The assessment of the neo-academic painting created by the Venezuelan painter Pedro Centeno Vallenilla (1904–1988) has led to profound disagreements in Venezuela. In spite of early support from a writer as well known as Arturo Uslar Pietri, the avant-gardes that appeared in the 1950s and 1960s made it clear just how ordinary and anachronistic this showy painting was. They focused on its idealistic exaltation of native heroes, its folkloric elements, and especially, the artist’s series on the caciques. In his heyday, which coincided with the last dictatorship of General Marcos Pérez Jiménez (1952–58), the artist did have impact. Some years later, in the early 1970s, the inclusion of his work in the historian Rafael Delgado’s Colección Pintores Venezolanos marked the appearance of more tolerant and accepting opinions. This volume included significant data and previously unknown references to articles about the artist in periodicals. (One example was an article by the Italian Latin-Americanist G. V. Gallegari, who had published an early study on the work of Centeno Vallenilla in the journal La Razza in 1940.) For its part, Delgado’s text has the merit of being the first notable monograph on the questionable painter who portrayed heroes and caciques. In this regard, the article concentrates on pointing out the artist’s questioning of twentieth-century avant-gardes as well as his ties to Latin American painting. The writer also notes the artist’s handling of sensuality in his figures.
The unique qualities of Centeno Vallenilla’s art in Venezuela are more relative in the broader context of Latin American art. Other contemporary artists included Francisco González Gamarra (Peru) and Jesús Helguera (Mexico), though the work of both these artists is more baroque than classical. Only for a posthumous exhibition of Centeno Vallenilla’s work at the Museo de Arte Contemporáneo Sofía Imber (Caracas, 1993) would the artist be given a less passionate assessment, less bound to a given time period. The critics who wrote the new assessment were Francisco Da Antonio and María Luz Cárdenas.

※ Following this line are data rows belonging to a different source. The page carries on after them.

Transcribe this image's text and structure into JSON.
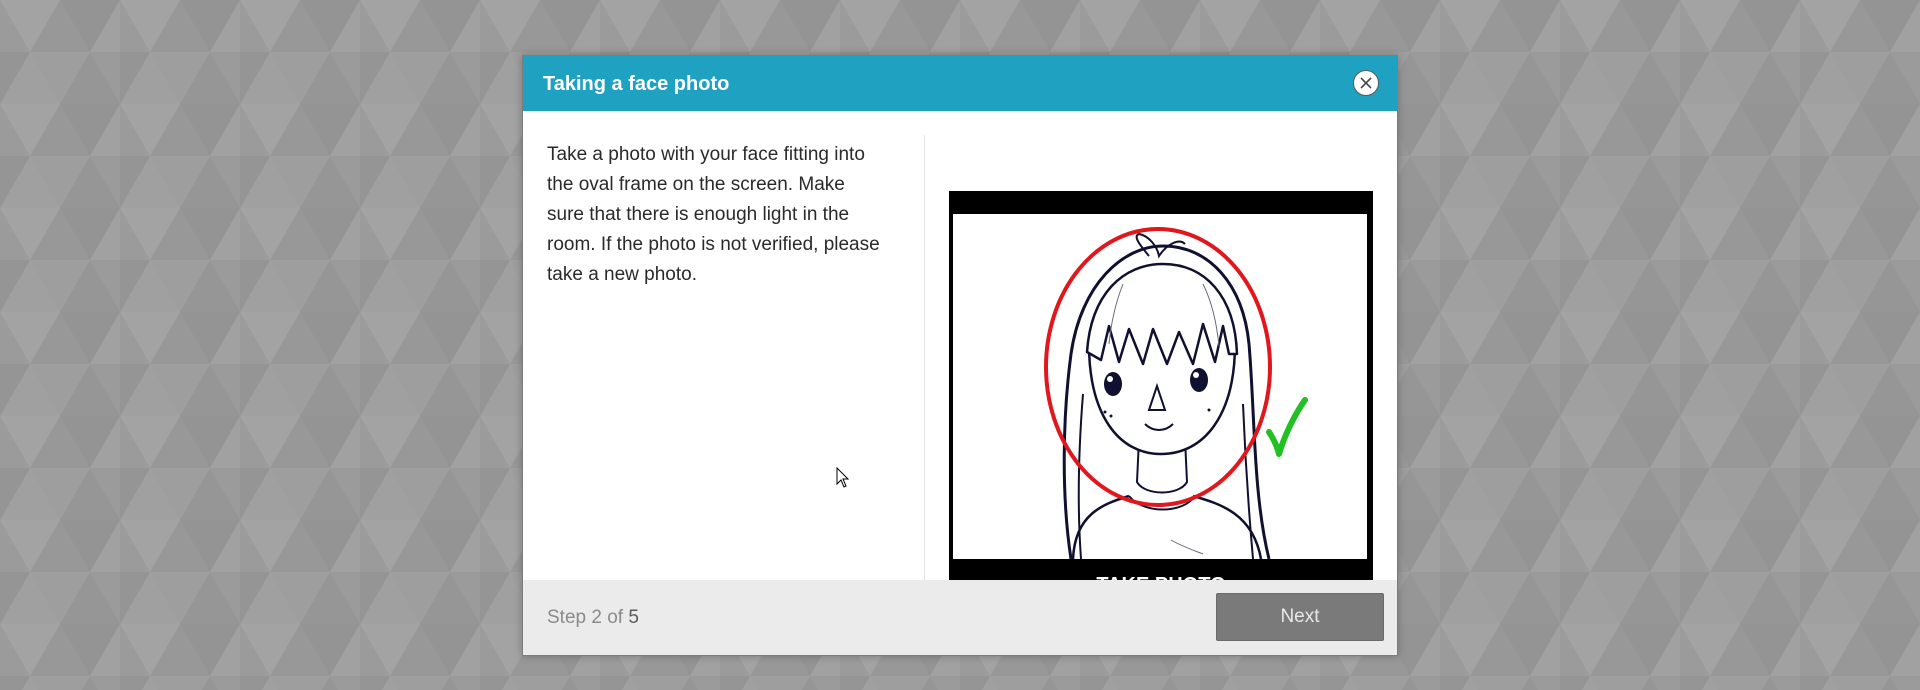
{
  "colors": {
    "header": "#1fa2c2",
    "background": "#9a9a9a",
    "footer": "#ebebeb",
    "next_button": "#7a7a7a",
    "oval_frame": "#e0171c",
    "checkmark": "#22c022"
  },
  "modal": {
    "title": "Taking a face photo",
    "close_icon": "close-icon",
    "instructions": "Take a photo with your face fitting into the oval frame on the screen. Make sure that there is enough light in the room. If the photo is not verified, please take a new photo.",
    "camera": {
      "take_photo_label": "TAKE PHOTO",
      "checkmark_icon": "checkmark-icon"
    },
    "footer": {
      "step_prefix": "Step ",
      "step_current": "2",
      "step_suffix": " of ",
      "step_total": "5",
      "next_label": "Next"
    }
  }
}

[For another text on the work of Centeno Vallenilla, see “La ‘María Lionza’ de Pedro Centeno” by Victor Alberto Grillet (doc. no. 1172037)].